Andromeda Galaxy (M31)

Andromeda GalaxyIs a spiral galaxy and our direct neighbor with a distance of 2.5 Mly. M31 has a diameter of 260,000 ly and is significantly larger than our own Milky Way (about 100,000 ly). Like our Milky Way, Andromeda is a member of the so-called local group of galaxies and together they account for 90% of the mass in this group. M31 and the MW are on a collision course and will merge in the far future. Andromeda is visible to the naked eye as a diffuse blob (originally named Andromeda Nebula) and therefore know throughout history. She has first been described by the Persian astronomer Abd al-Rahman al-Sufi around 964, and in 1612 described based on telescope observations by the German astronomer Simon Marius.

Steve captured this image of Andromeda in January 2021 from Springfield, KY and shows that one doesn’t have travel far out the city even in Kentucky to get beautiful, deep images of astronomical objects. The final image consists of 60x120s exposures which were combined and processes using a combination of Astro Pixel Processor, Pixinsight, and Photoshop.
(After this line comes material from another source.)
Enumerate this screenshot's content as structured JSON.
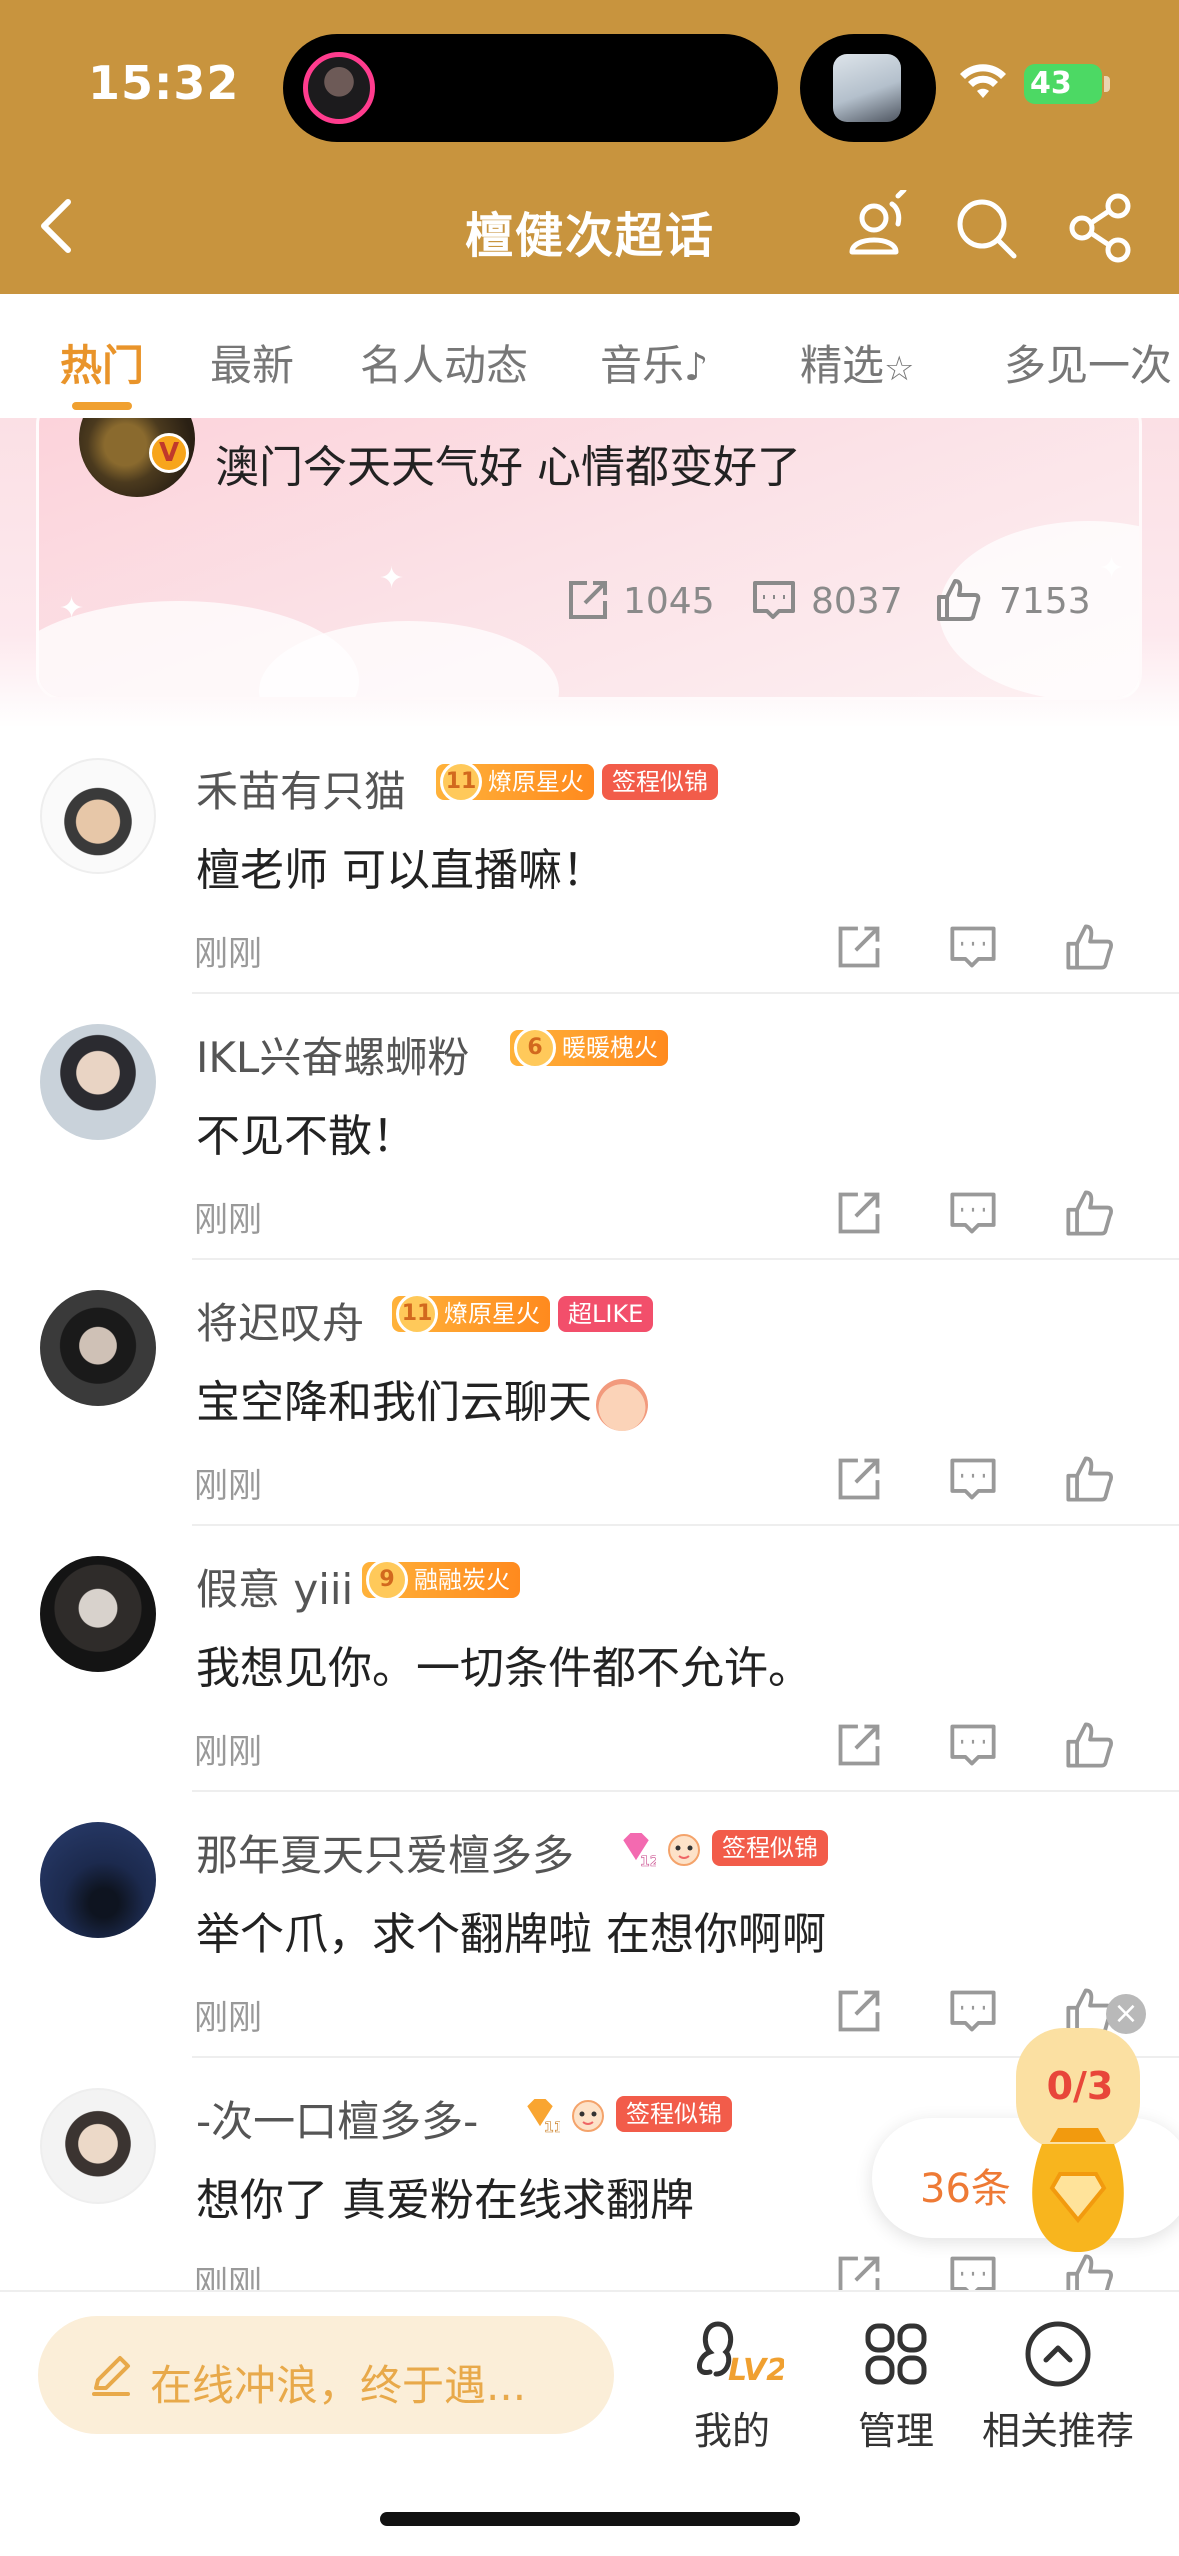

Triangulum Galaxy (M33)

Triangulum GalaxyIs a spiral galaxy at a distance of 2.9 Mly from Earth. It is the 3rd largest member of the Local Group with a size of over 50,000 ly. It was most likely first discovered by Giovanni Hodierna before 1654 and later added by Charles Messier to his catalog published in 1771 as object 33 (M33).  
This images of M33 comes with a story attached. When Steve observed this beautiful galaxy, he rented a farmhouse in the middle of “nowhere” (5 miles from any other house) in Knifely, KY. It was a cold night in January and he went outside in his shorts and t-shirt to just check on the telescope, when Steve locked himself out accidentally without any phone, shoes or key. With temperatures in the low 30s, he ended up kicking in the door (barefoot) to get back inside and avoid hypothermia. It was an awkward call the next morning with the owner (of course Steven paid for the repair of the door frame). This stunning image was his reward.
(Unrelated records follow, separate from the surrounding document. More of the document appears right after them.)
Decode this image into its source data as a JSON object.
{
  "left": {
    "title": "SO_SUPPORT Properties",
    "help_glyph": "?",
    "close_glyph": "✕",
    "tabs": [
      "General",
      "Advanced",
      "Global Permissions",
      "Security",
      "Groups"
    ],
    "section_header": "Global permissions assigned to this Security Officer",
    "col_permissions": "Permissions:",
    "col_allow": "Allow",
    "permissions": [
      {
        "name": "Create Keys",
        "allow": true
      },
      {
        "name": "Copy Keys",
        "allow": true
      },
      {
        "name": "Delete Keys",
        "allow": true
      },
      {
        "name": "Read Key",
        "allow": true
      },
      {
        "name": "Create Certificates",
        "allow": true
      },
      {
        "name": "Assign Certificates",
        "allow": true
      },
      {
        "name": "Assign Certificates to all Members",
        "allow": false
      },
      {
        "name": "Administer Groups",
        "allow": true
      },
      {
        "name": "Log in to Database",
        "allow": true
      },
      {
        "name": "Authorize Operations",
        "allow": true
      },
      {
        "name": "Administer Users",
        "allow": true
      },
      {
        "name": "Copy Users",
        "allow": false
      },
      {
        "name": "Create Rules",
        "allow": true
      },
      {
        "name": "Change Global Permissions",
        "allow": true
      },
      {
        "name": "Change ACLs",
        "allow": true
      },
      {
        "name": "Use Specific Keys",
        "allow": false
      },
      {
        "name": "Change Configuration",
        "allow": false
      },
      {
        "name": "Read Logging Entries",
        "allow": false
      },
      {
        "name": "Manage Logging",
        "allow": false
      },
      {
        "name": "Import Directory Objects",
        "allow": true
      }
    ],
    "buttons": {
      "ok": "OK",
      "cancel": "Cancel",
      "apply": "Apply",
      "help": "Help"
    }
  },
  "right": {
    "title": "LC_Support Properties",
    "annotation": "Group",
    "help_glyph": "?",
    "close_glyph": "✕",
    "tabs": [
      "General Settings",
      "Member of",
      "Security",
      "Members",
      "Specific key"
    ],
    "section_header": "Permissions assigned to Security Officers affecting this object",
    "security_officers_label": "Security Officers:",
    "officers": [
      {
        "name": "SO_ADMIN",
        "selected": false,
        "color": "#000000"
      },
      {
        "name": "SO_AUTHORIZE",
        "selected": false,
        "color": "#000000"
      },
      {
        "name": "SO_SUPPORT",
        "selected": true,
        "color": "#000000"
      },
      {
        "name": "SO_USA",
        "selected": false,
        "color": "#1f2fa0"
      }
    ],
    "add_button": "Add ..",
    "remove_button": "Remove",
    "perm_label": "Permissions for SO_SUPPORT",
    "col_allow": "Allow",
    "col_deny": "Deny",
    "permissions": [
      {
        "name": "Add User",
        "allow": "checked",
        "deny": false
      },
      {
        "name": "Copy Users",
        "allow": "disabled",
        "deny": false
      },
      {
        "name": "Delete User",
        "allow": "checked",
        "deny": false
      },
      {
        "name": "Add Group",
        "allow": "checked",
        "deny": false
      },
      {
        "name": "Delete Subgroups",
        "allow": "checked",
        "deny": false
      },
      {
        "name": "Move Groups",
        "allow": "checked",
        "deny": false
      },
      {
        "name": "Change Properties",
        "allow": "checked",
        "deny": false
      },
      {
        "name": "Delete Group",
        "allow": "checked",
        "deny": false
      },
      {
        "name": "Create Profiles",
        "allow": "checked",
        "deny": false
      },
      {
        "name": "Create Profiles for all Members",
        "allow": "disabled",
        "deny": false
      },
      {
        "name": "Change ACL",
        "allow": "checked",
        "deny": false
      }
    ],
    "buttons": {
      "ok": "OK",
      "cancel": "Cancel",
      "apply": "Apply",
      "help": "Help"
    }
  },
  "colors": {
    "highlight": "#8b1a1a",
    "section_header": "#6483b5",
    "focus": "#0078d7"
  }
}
The final image consists of 22x300s exposures combined and processed using a combination of Astro Pixel Processor, Pixinsight, and Photoshop.

Cigar Galaxy (M82)

Cigar GalaxyIs located 12 Mly from Earth in the constellation Ursa Major. It is a strongly star forming galaxy due to gravitational interactions with its neighbor M81. This causes M82 to undergo a burst of star formation, hence the classification as a starburst galaxy. Images of M82 show the characteristic expulsions of ionized gas (mainly hydrogen as indicated by the red color) perpendicular to the disk. The Cigar Galaxy was first discovered by the German astronomer Johann Elert Bode in 1774. M82 is a member of the M81 Group of galaxies.

Steve observed this galaxy in July 2022 from Boulder, WY. He used a combination of broad and narrowband filter (Antlia 3nm SHO) with 30x180s exposures in LRGB and 30x300s exposures in OIII, Halpha, and SII. For Steve, this was maybe the most complex image he has captured so far.

Pinwheel Galaxy (M101)

Pinwheel GalaxyIs a spiral galaxy in the constellation Ursa Major. She is at a distance of about 21 Mly from Earth and with a size of 170,000 ly significantly larger than our own MW. The beautiful blue color in the outer disk areas indicate significant amounts of star formation going on. In between the spiral arms we see dark lanes indicating the location of dust.

Steve favors this target and considers this images as one of his favorite due to the fact that he captured it in the amazing setting of the Canyonlands National Park. For this image, Steve captured 30x300s exposures which were later combined using a combination of Astro Pixel Processor, Pixinsight, and Photoshop. No filter was needed for the observations, since the Canyonlands National Park provides astrophotographers with one of the darkest skies in the USA.




Sizes and distances are sourced from NASA and ESA webpages